by Webmaster |

PORTLAND - A group of forest ecologists wants the world to stop rushing to turn trees killed by wildfire into lumber, arguing that salvage logging undermines many of the ecological benefits of fire.

In an opinion piece in the journal Science on Thursday, seven forest ecologists from universities in the United States, Canada and Australia suggested a better course would be for forest managers to develop policies that exempt areas such as natural parks, nature reserves and drinking water sources from salvage logging.

"To many ecologists, natural disturbances are key ecosystem processes rather than ecological disasters that require human repair," the scientists wrote. "Salvage harvesting activities undermine many of the ecosystem benefits of major disturbances."

Salvage logging has become a contentious political issue in the United states in recent years, as millions of acres of national forests have burned annually in wildfires.

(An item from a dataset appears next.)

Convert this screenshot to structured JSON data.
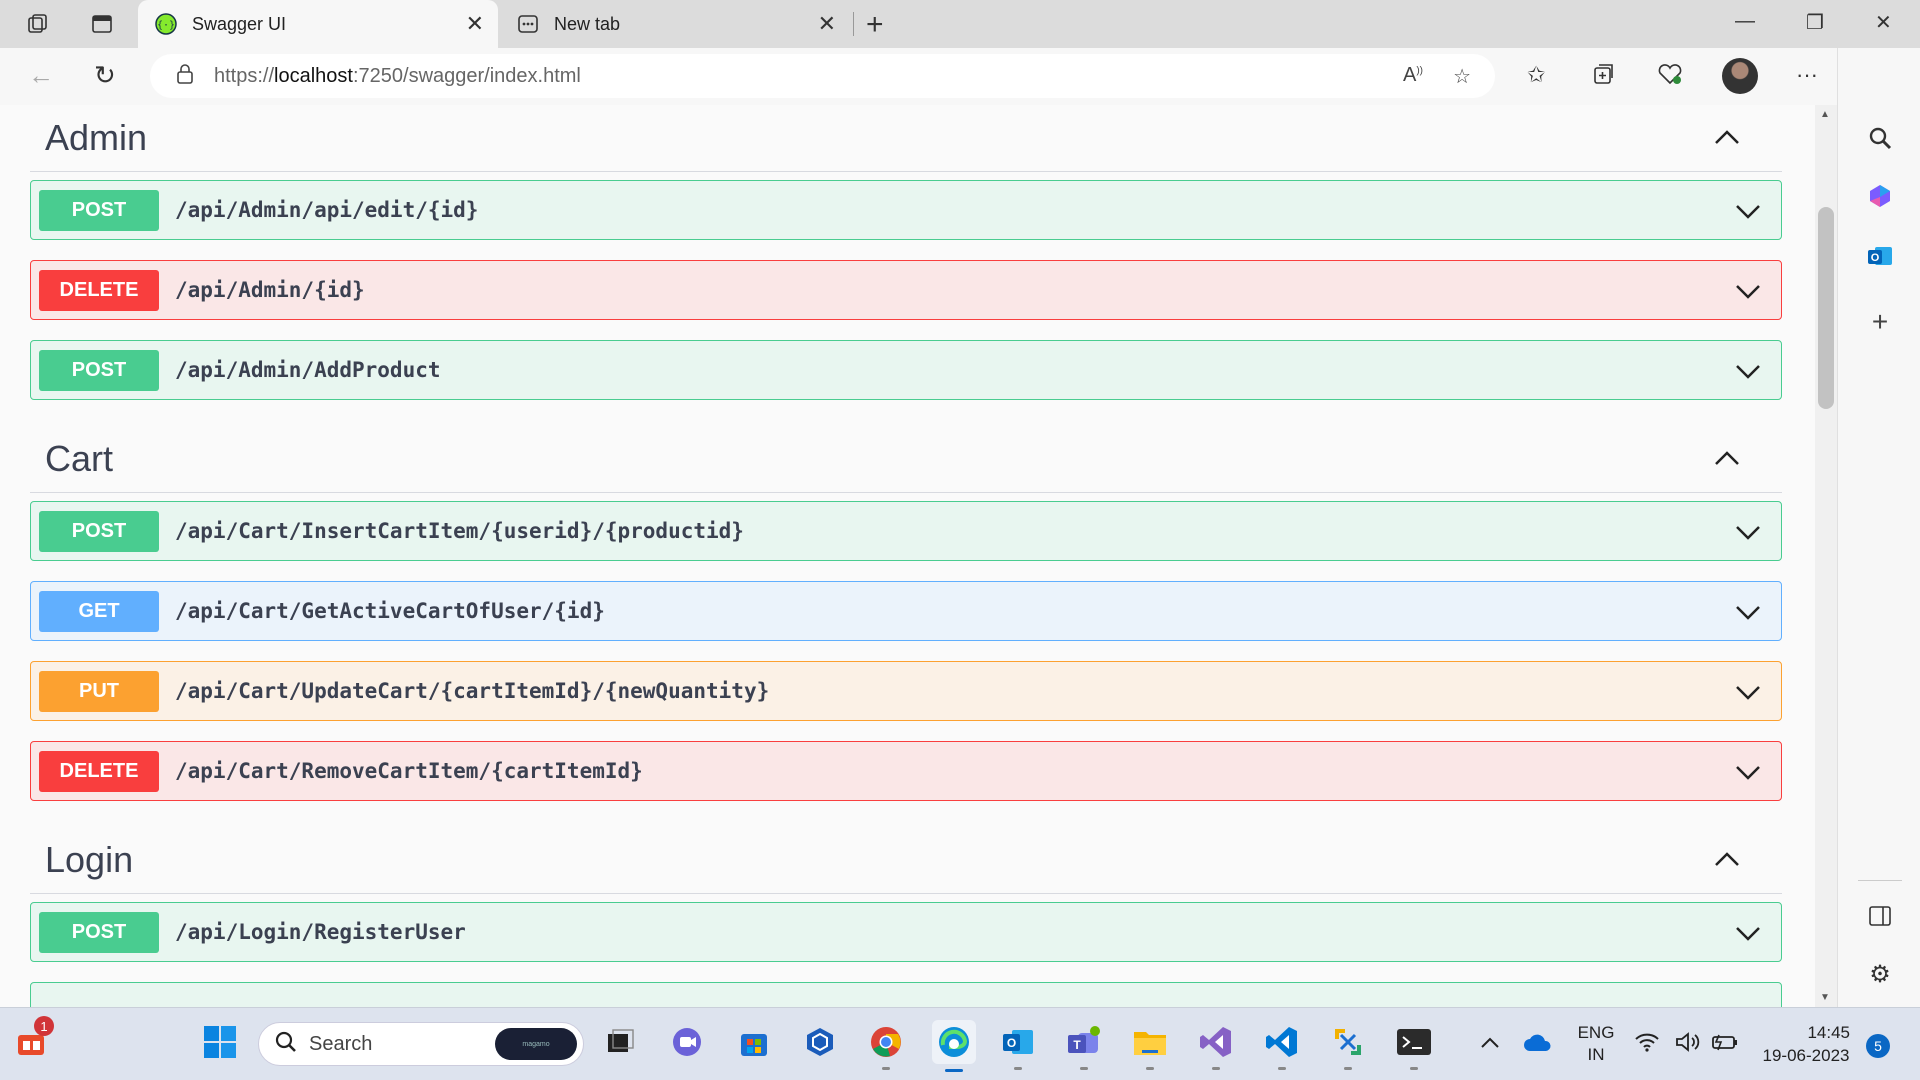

One of the biggest of those wildfires, the 2002 Biscuit fire in southwestern Oregon, has become the focus of an intense debate over how much salvage logging is best for the forest, fish and wildlife.

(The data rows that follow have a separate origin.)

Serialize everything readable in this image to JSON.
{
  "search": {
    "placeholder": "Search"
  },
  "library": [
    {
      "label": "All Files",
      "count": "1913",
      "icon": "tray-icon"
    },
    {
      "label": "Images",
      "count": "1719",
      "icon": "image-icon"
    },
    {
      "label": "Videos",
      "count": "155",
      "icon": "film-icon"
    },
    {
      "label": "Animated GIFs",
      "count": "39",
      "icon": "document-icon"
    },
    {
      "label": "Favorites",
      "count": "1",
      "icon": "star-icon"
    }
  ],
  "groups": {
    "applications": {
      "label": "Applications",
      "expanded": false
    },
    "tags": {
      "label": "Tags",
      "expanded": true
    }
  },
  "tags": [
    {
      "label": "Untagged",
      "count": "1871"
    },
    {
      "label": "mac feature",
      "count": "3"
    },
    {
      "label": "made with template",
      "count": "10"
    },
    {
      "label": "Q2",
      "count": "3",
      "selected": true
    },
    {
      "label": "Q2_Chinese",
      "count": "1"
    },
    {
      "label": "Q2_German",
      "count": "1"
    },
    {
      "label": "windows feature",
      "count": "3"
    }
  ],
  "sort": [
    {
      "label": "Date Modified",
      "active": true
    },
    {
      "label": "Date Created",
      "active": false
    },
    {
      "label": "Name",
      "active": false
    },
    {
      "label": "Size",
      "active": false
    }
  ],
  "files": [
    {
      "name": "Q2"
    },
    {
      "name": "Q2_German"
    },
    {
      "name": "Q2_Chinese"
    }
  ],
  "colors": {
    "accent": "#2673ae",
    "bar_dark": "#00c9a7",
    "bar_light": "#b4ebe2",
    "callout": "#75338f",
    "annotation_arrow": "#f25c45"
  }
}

"The issue is that decisions are often made in a crisis mode, yet the effects can last for several hundred years," said David Lindenmayer, lead author of the article and a professor of forest ecology at Australian National University in Canberra.

Jerry Franklin, a professor of forest ecology at the University of Washington who contributed to the article, said the scientists were inspired to push for a change in the general public perception that dead trees are best turned into lumber by fires that burned across Australia in recent years.

"We never sat down as a community and had a dialogue to come up with a consensus of what should be done," Franklin said from Seattle. "We have a lot of the pieces now.

"The bottom line is, salvage is done for economic objectives and it does not contribute to ecological recovery, as a generality."

Ecologists have become increasingly aware of the importance of dead wood in the forest, serving as shade for seedlings after a fire, providing nesting cavities for birds, and decaying into organic material that helps soils hold water, said Dave Perry, professor emeritus of forest ecology from Oregon State University and a co-author of the article.